Find the word "this" in the data, then copy each line where it is found.

### RECORDS
▬▬▬▬▬▬

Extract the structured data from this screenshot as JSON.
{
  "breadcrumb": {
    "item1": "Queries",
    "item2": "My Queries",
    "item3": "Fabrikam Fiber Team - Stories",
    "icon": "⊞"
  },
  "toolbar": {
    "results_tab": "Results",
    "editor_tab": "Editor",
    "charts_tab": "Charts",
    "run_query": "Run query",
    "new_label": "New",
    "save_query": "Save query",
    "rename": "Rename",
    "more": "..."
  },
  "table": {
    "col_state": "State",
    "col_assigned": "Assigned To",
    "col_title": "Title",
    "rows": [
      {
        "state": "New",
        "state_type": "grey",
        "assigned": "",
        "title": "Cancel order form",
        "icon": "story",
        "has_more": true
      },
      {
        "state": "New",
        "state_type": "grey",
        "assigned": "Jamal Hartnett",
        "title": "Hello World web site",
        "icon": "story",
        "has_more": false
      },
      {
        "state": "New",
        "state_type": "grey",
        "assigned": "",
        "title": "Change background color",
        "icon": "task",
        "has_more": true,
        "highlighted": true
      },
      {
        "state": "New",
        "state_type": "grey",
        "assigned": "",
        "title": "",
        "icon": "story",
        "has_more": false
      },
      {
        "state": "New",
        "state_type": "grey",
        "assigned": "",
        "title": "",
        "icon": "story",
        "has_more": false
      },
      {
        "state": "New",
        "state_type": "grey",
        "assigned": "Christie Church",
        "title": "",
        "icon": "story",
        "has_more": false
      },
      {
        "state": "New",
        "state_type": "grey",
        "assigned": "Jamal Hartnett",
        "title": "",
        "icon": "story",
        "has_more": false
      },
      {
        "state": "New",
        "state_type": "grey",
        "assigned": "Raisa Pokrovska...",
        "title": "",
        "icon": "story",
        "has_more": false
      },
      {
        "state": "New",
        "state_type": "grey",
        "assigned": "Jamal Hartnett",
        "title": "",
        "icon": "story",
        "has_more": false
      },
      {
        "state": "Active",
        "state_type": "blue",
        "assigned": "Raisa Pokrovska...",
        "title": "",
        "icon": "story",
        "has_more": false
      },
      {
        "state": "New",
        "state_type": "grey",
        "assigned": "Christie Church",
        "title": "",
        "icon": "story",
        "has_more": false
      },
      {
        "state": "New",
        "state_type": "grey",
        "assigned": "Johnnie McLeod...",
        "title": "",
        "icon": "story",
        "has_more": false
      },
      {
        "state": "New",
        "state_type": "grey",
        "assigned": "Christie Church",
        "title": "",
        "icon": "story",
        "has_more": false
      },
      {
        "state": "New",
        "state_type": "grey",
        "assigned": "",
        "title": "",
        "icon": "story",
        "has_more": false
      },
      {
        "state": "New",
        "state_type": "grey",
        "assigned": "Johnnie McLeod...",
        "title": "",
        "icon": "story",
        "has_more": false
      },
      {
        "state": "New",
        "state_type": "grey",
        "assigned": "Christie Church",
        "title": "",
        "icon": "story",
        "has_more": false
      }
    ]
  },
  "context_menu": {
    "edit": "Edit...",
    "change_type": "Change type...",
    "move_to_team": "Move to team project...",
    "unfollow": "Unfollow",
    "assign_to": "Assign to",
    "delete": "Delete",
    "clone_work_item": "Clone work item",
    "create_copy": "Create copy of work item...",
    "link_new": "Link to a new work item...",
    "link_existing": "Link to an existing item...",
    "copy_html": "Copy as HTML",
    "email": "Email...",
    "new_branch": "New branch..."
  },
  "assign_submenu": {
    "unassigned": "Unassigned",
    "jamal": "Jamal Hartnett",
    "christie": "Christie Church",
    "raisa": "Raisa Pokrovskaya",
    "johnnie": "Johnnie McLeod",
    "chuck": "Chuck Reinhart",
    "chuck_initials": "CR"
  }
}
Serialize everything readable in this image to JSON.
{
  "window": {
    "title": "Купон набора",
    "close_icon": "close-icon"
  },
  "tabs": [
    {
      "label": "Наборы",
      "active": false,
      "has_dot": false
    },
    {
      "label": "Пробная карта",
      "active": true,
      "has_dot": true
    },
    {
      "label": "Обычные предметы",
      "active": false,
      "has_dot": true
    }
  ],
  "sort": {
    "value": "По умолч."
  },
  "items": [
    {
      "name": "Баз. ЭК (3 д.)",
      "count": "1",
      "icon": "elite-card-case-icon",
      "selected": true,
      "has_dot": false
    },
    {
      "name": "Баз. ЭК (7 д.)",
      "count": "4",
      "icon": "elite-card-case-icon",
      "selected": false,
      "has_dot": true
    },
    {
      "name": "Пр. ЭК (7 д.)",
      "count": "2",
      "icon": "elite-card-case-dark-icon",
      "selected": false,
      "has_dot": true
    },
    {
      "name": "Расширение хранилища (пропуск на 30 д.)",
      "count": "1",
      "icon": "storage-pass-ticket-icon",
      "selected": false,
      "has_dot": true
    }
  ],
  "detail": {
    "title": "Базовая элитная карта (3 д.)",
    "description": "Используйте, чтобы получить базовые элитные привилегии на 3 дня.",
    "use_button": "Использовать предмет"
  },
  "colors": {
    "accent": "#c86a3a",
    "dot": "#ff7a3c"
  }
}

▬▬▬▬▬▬

### EXPECTED ANSWER
Extract the structured data from this screenshot as JSON.
Serialize everything readable in this image to JSON.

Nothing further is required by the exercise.